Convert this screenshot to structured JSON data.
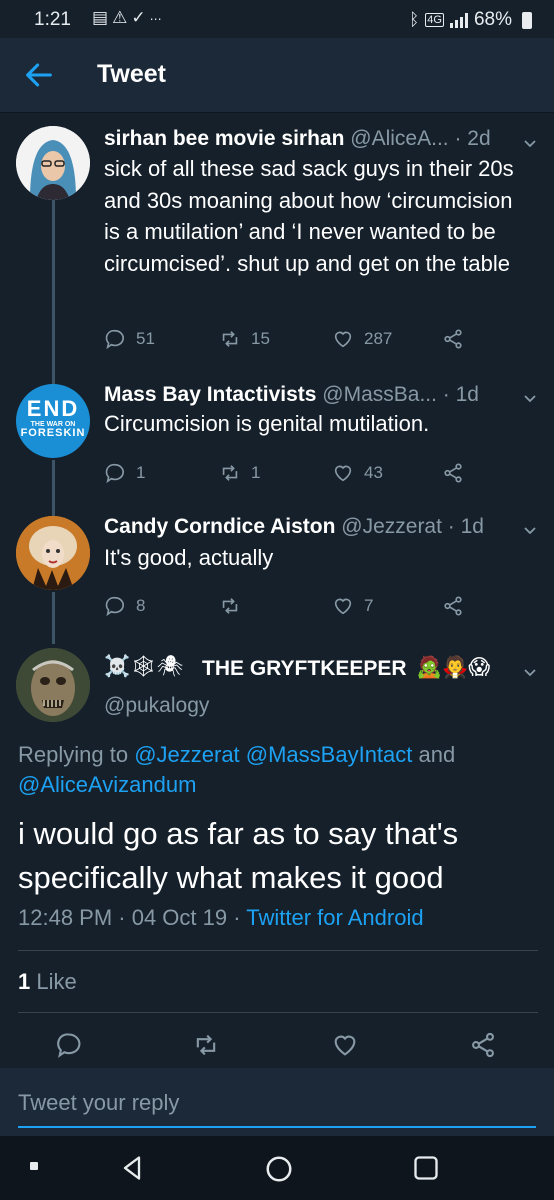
{
  "status_bar": {
    "time": "1:21",
    "left_icons": [
      "keyboard-icon",
      "warning-icon",
      "check-download-icon",
      "more-icon"
    ],
    "network": "4G",
    "battery": "68%"
  },
  "header": {
    "title": "Tweet",
    "back_icon": "back-arrow-icon"
  },
  "tweets": [
    {
      "name": "sirhan bee movie sirhan",
      "handle": "@AliceA... · 2d",
      "text": "sick of all these sad sack guys in their 20s and 30s moaning about how ‘circumcision is a mutilation’ and ‘I never wanted to be circumcised’. shut up and get on the table",
      "replies": "51",
      "retweets": "15",
      "likes": "287"
    },
    {
      "name": "Mass Bay Intactivists",
      "handle": "@MassBa... · 1d",
      "avatar_text": {
        "line1": "END",
        "line2": "THE WAR ON",
        "line3": "FORESKIN"
      },
      "text": "Circumcision is genital mutilation.",
      "replies": "1",
      "retweets": "1",
      "likes": "43"
    },
    {
      "name": "Candy Corndice Aiston",
      "handle": "@Jezzerat · 1d",
      "text": "It's good, actually",
      "replies": "8",
      "retweets": "",
      "likes": "7"
    }
  ],
  "focused_tweet": {
    "name_emoji_prefix": "☠️🕸🕷",
    "name": "THE GRYFTKEEPER",
    "name_emoji_suffix": "🧟🧛😱",
    "handle": "@pukalogy",
    "replying_prefix": "Replying to ",
    "replying_users": "@Jezzerat @MassBayIntact",
    "replying_and": " and ",
    "replying_last": "@AliceAvizandum",
    "text": "i would go as far as to say that's specifically what makes it good",
    "timestamp": "12:48 PM · 04 Oct 19 · ",
    "source": "Twitter for Android",
    "like_count": "1",
    "like_label": " Like"
  },
  "reply_box": {
    "placeholder": "Tweet your reply"
  },
  "colors": {
    "background": "#15202b",
    "accent": "#1da1f2",
    "secondary_text": "#8899a6"
  }
}
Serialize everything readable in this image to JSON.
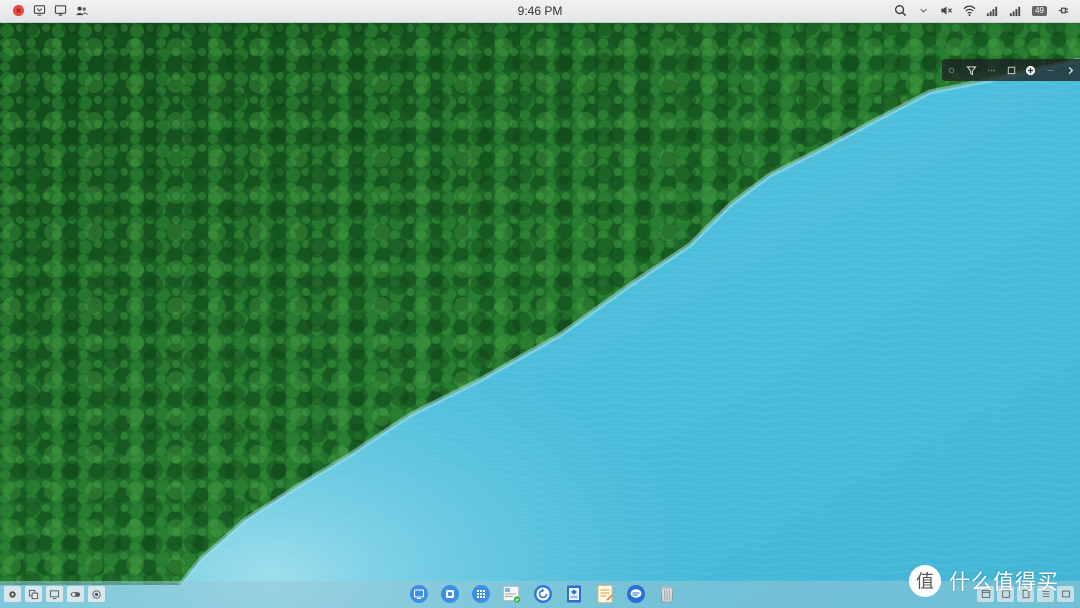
{
  "menubar": {
    "clock": "9:46 PM",
    "left_icons": [
      "close-circle-icon",
      "monitor-tray-icon",
      "display-icon",
      "users-icon"
    ],
    "right_icons": [
      "search-icon",
      "chevron-down-icon",
      "muted-speaker-icon",
      "wifi-icon",
      "signal-icon",
      "signal-icon-2"
    ],
    "battery": "49"
  },
  "floating_toolbar": {
    "icons": [
      "gear-icon",
      "filter-icon",
      "dots-icon",
      "square-icon",
      "add-circle-icon",
      "dash-icon",
      "chevron-right-icon"
    ]
  },
  "dock": {
    "left_icons": [
      "gear-icon",
      "copy-icon",
      "monitor-icon",
      "toggle-icon",
      "record-icon"
    ],
    "apps": [
      {
        "name": "Finder",
        "icon": "finder-icon"
      },
      {
        "name": "Files",
        "icon": "files-icon"
      },
      {
        "name": "Launchpad",
        "icon": "apps-grid-icon"
      },
      {
        "name": "Photos",
        "icon": "photos-icon"
      },
      {
        "name": "Sync",
        "icon": "refresh-icon"
      },
      {
        "name": "Viewer",
        "icon": "document-viewer-icon"
      },
      {
        "name": "Notes",
        "icon": "notes-icon"
      },
      {
        "name": "Messages",
        "icon": "chat-icon"
      },
      {
        "name": "Trash",
        "icon": "trash-icon"
      }
    ],
    "right_icons": [
      "window-icon",
      "window-icon-2",
      "window-icon-3",
      "list-icon",
      "window-icon-4"
    ]
  },
  "watermark": {
    "logo_char": "值",
    "text": "什么值得买"
  },
  "colors": {
    "water": "#4fc3df",
    "forest": "#1f6b2a",
    "close_red": "#ec4c44",
    "dock_blue": "#4a9be5"
  }
}
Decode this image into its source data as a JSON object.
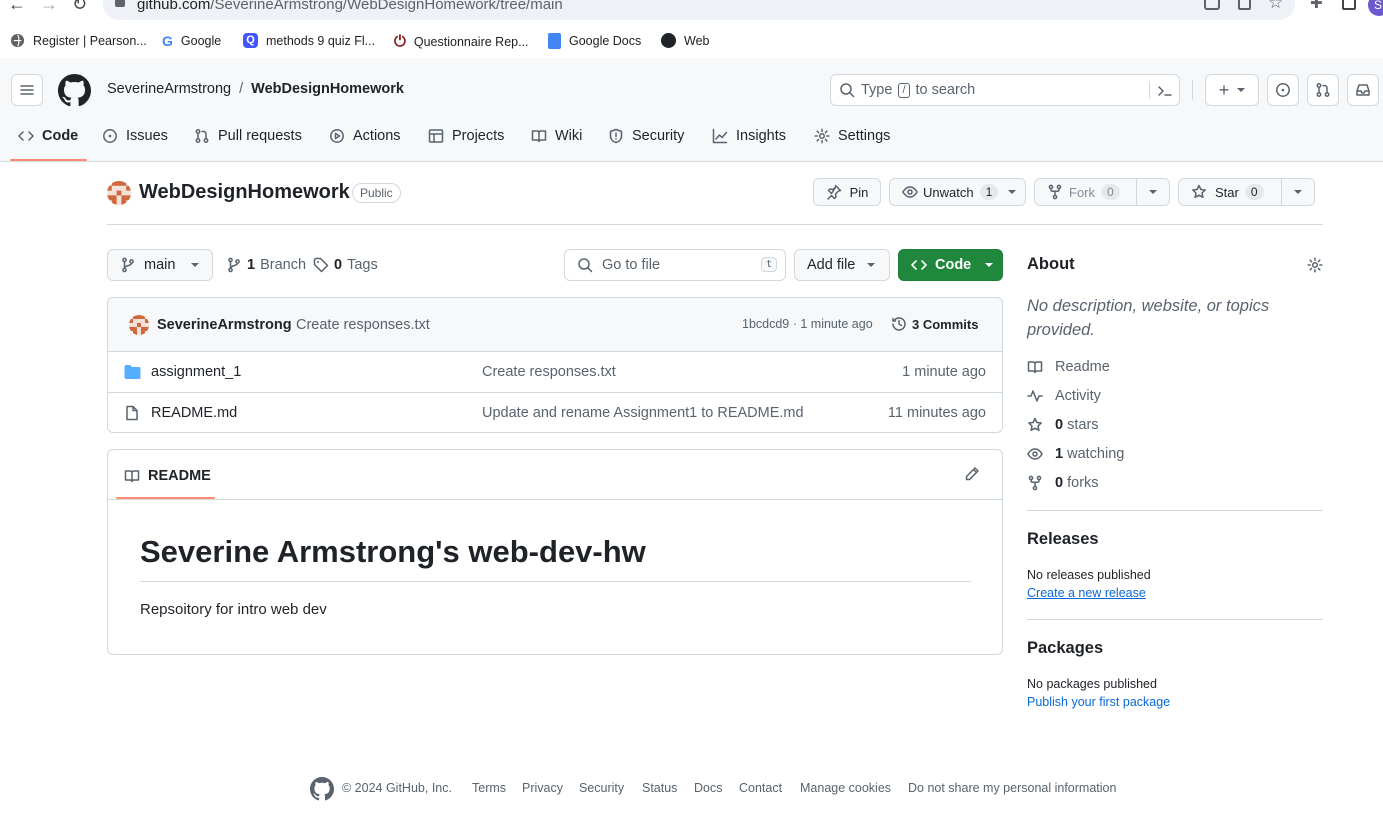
{
  "browser": {
    "url_host": "github.com",
    "url_path": "/SeverineArmstrong/WebDesignHomework/tree/main",
    "profile_initial": "S",
    "bookmarks": [
      {
        "label": "Register | Pearson..."
      },
      {
        "label": "Google"
      },
      {
        "label": "methods 9 quiz Fl..."
      },
      {
        "label": "Questionnaire Rep..."
      },
      {
        "label": "Google Docs"
      },
      {
        "label": "Web"
      }
    ]
  },
  "header": {
    "owner": "SeverineArmstrong",
    "separator": "/",
    "repo": "WebDesignHomework",
    "search_prefix": "Type",
    "search_key": "/",
    "search_suffix": "to search",
    "plus_label": "+"
  },
  "tabs": [
    {
      "label": "Code",
      "active": true
    },
    {
      "label": "Issues"
    },
    {
      "label": "Pull requests"
    },
    {
      "label": "Actions"
    },
    {
      "label": "Projects"
    },
    {
      "label": "Wiki"
    },
    {
      "label": "Security"
    },
    {
      "label": "Insights"
    },
    {
      "label": "Settings"
    }
  ],
  "repo": {
    "title": "WebDesignHomework",
    "visibility": "Public",
    "pin_label": "Pin",
    "unwatch_label": "Unwatch",
    "watch_count": "1",
    "fork_label": "Fork",
    "fork_count": "0",
    "star_label": "Star",
    "star_count": "0"
  },
  "toolbar": {
    "branch": "main",
    "branch_count": "1",
    "branch_label": "Branch",
    "tag_count": "0",
    "tag_label": "Tags",
    "goto_placeholder": "Go to file",
    "goto_key": "t",
    "add_file_label": "Add file",
    "code_label": "Code"
  },
  "commit": {
    "author": "SeverineArmstrong",
    "message": "Create responses.txt",
    "sha_time": "1bcdcd9 · 1 minute ago",
    "commits_label": "3 Commits"
  },
  "files": [
    {
      "type": "folder",
      "name": "assignment_1",
      "message": "Create responses.txt",
      "time": "1 minute ago"
    },
    {
      "type": "file",
      "name": "README.md",
      "message": "Update and rename Assignment1 to README.md",
      "time": "11 minutes ago"
    }
  ],
  "readme": {
    "tab_label": "README",
    "heading": "Severine Armstrong's web-dev-hw",
    "body": "Repsoitory for intro web dev"
  },
  "about": {
    "title": "About",
    "description": "No description, website, or topics provided.",
    "readme": "Readme",
    "activity": "Activity",
    "stars_count": "0",
    "stars_label": "stars",
    "watching_count": "1",
    "watching_label": "watching",
    "forks_count": "0",
    "forks_label": "forks"
  },
  "releases": {
    "title": "Releases",
    "empty": "No releases published",
    "link": "Create a new release"
  },
  "packages": {
    "title": "Packages",
    "empty": "No packages published",
    "link": "Publish your first package"
  },
  "footer": {
    "copyright": "© 2024 GitHub, Inc.",
    "links": [
      "Terms",
      "Privacy",
      "Security",
      "Status",
      "Docs",
      "Contact",
      "Manage cookies",
      "Do not share my personal information"
    ]
  },
  "colors": {
    "accent_green": "#1f883d",
    "link_blue": "#0969da",
    "tab_underline": "#fd8c73",
    "folder_blue": "#54aeff"
  }
}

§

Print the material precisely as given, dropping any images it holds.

> Final answer:
Convert this screenshot to structured JSON data.
{
  "status_bar": {
    "time": "1:21",
    "left_icons": [
      "keyboard-icon",
      "warning-icon",
      "check-download-icon",
      "more-icon"
    ],
    "network": "4G",
    "battery": "68%"
  },
  "header": {
    "title": "Tweet",
    "back_icon": "back-arrow-icon"
  },
  "tweets": [
    {
      "name": "sirhan bee movie sirhan",
      "handle": "@AliceA... · 2d",
      "text": "sick of all these sad sack guys in their 20s and 30s moaning about how ‘circumcision is a mutilation’ and ‘I never wanted to be circumcised’. shut up and get on the table",
      "replies": "51",
      "retweets": "15",
      "likes": "287"
    },
    {
      "name": "Mass Bay Intactivists",
      "handle": "@MassBa... · 1d",
      "avatar_text": {
        "line1": "END",
        "line2": "THE WAR ON",
        "line3": "FORESKIN"
      },
      "text": "Circumcision is genital mutilation.",
      "replies": "1",
      "retweets": "1",
      "likes": "43"
    },
    {
      "name": "Candy Corndice Aiston",
      "handle": "@Jezzerat · 1d",
      "text": "It's good, actually",
      "replies": "8",
      "retweets": "",
      "likes": "7"
    }
  ],
  "focused_tweet": {
    "name_emoji_prefix": "☠️🕸🕷",
    "name": "THE GRYFTKEEPER",
    "name_emoji_suffix": "🧟🧛😱",
    "handle": "@pukalogy",
    "replying_prefix": "Replying to ",
    "replying_users": "@Jezzerat @MassBayIntact",
    "replying_and": " and ",
    "replying_last": "@AliceAvizandum",
    "text": "i would go as far as to say that's specifically what makes it good",
    "timestamp": "12:48 PM · 04 Oct 19 · ",
    "source": "Twitter for Android",
    "like_count": "1",
    "like_label": " Like"
  },
  "reply_box": {
    "placeholder": "Tweet your reply"
  },
  "colors": {
    "background": "#15202b",
    "accent": "#1da1f2",
    "secondary_text": "#8899a6"
  }
}
Serialize everything readable in this image to JSON.
{
  "menubar": {
    "clock": "9:46 PM",
    "left_icons": [
      "close-circle-icon",
      "monitor-tray-icon",
      "display-icon",
      "users-icon"
    ],
    "right_icons": [
      "search-icon",
      "chevron-down-icon",
      "muted-speaker-icon",
      "wifi-icon",
      "signal-icon",
      "signal-icon-2"
    ],
    "battery": "49"
  },
  "floating_toolbar": {
    "icons": [
      "gear-icon",
      "filter-icon",
      "dots-icon",
      "square-icon",
      "add-circle-icon",
      "dash-icon",
      "chevron-right-icon"
    ]
  },
  "dock": {
    "left_icons": [
      "gear-icon",
      "copy-icon",
      "monitor-icon",
      "toggle-icon",
      "record-icon"
    ],
    "apps": [
      {
        "name": "Finder",
        "icon": "finder-icon"
      },
      {
        "name": "Files",
        "icon": "files-icon"
      },
      {
        "name": "Launchpad",
        "icon": "apps-grid-icon"
      },
      {
        "name": "Photos",
        "icon": "photos-icon"
      },
      {
        "name": "Sync",
        "icon": "refresh-icon"
      },
      {
        "name": "Viewer",
        "icon": "document-viewer-icon"
      },
      {
        "name": "Notes",
        "icon": "notes-icon"
      },
      {
        "name": "Messages",
        "icon": "chat-icon"
      },
      {
        "name": "Trash",
        "icon": "trash-icon"
      }
    ],
    "right_icons": [
      "window-icon",
      "window-icon-2",
      "window-icon-3",
      "list-icon",
      "window-icon-4"
    ]
  },
  "watermark": {
    "logo_char": "值",
    "text": "什么值得买"
  },
  "colors": {
    "water": "#4fc3df",
    "forest": "#1f6b2a",
    "close_red": "#ec4c44",
    "dock_blue": "#4a9be5"
  }
}
Decode this image into its source data as a JSON object.
{
  "browser": {
    "url_host": "github.com",
    "url_path": "/SeverineArmstrong/WebDesignHomework/tree/main",
    "profile_initial": "S",
    "bookmarks": [
      {
        "label": "Register | Pearson..."
      },
      {
        "label": "Google"
      },
      {
        "label": "methods 9 quiz Fl..."
      },
      {
        "label": "Questionnaire Rep..."
      },
      {
        "label": "Google Docs"
      },
      {
        "label": "Web"
      }
    ]
  },
  "header": {
    "owner": "SeverineArmstrong",
    "separator": "/",
    "repo": "WebDesignHomework",
    "search_prefix": "Type",
    "search_key": "/",
    "search_suffix": "to search",
    "plus_label": "+"
  },
  "tabs": [
    {
      "label": "Code",
      "active": true
    },
    {
      "label": "Issues"
    },
    {
      "label": "Pull requests"
    },
    {
      "label": "Actions"
    },
    {
      "label": "Projects"
    },
    {
      "label": "Wiki"
    },
    {
      "label": "Security"
    },
    {
      "label": "Insights"
    },
    {
      "label": "Settings"
    }
  ],
  "repo": {
    "title": "WebDesignHomework",
    "visibility": "Public",
    "pin_label": "Pin",
    "unwatch_label": "Unwatch",
    "watch_count": "1",
    "fork_label": "Fork",
    "fork_count": "0",
    "star_label": "Star",
    "star_count": "0"
  },
  "toolbar": {
    "branch": "main",
    "branch_count": "1",
    "branch_label": "Branch",
    "tag_count": "0",
    "tag_label": "Tags",
    "goto_placeholder": "Go to file",
    "goto_key": "t",
    "add_file_label": "Add file",
    "code_label": "Code"
  },
  "commit": {
    "author": "SeverineArmstrong",
    "message": "Create responses.txt",
    "sha_time": "1bcdcd9 · 1 minute ago",
    "commits_label": "3 Commits"
  },
  "files": [
    {
      "type": "folder",
      "name": "assignment_1",
      "message": "Create responses.txt",
      "time": "1 minute ago"
    },
    {
      "type": "file",
      "name": "README.md",
      "message": "Update and rename Assignment1 to README.md",
      "time": "11 minutes ago"
    }
  ],
  "readme": {
    "tab_label": "README",
    "heading": "Severine Armstrong's web-dev-hw",
    "body": "Repsoitory for intro web dev"
  },
  "about": {
    "title": "About",
    "description": "No description, website, or topics provided.",
    "readme": "Readme",
    "activity": "Activity",
    "stars_count": "0",
    "stars_label": "stars",
    "watching_count": "1",
    "watching_label": "watching",
    "forks_count": "0",
    "forks_label": "forks"
  },
  "releases": {
    "title": "Releases",
    "empty": "No releases published",
    "link": "Create a new release"
  },
  "packages": {
    "title": "Packages",
    "empty": "No packages published",
    "link": "Publish your first package"
  },
  "footer": {
    "copyright": "© 2024 GitHub, Inc.",
    "links": [
      "Terms",
      "Privacy",
      "Security",
      "Status",
      "Docs",
      "Contact",
      "Manage cookies",
      "Do not share my personal information"
    ]
  },
  "colors": {
    "accent_green": "#1f883d",
    "link_blue": "#0969da",
    "tab_underline": "#fd8c73",
    "folder_blue": "#54aeff"
  }
}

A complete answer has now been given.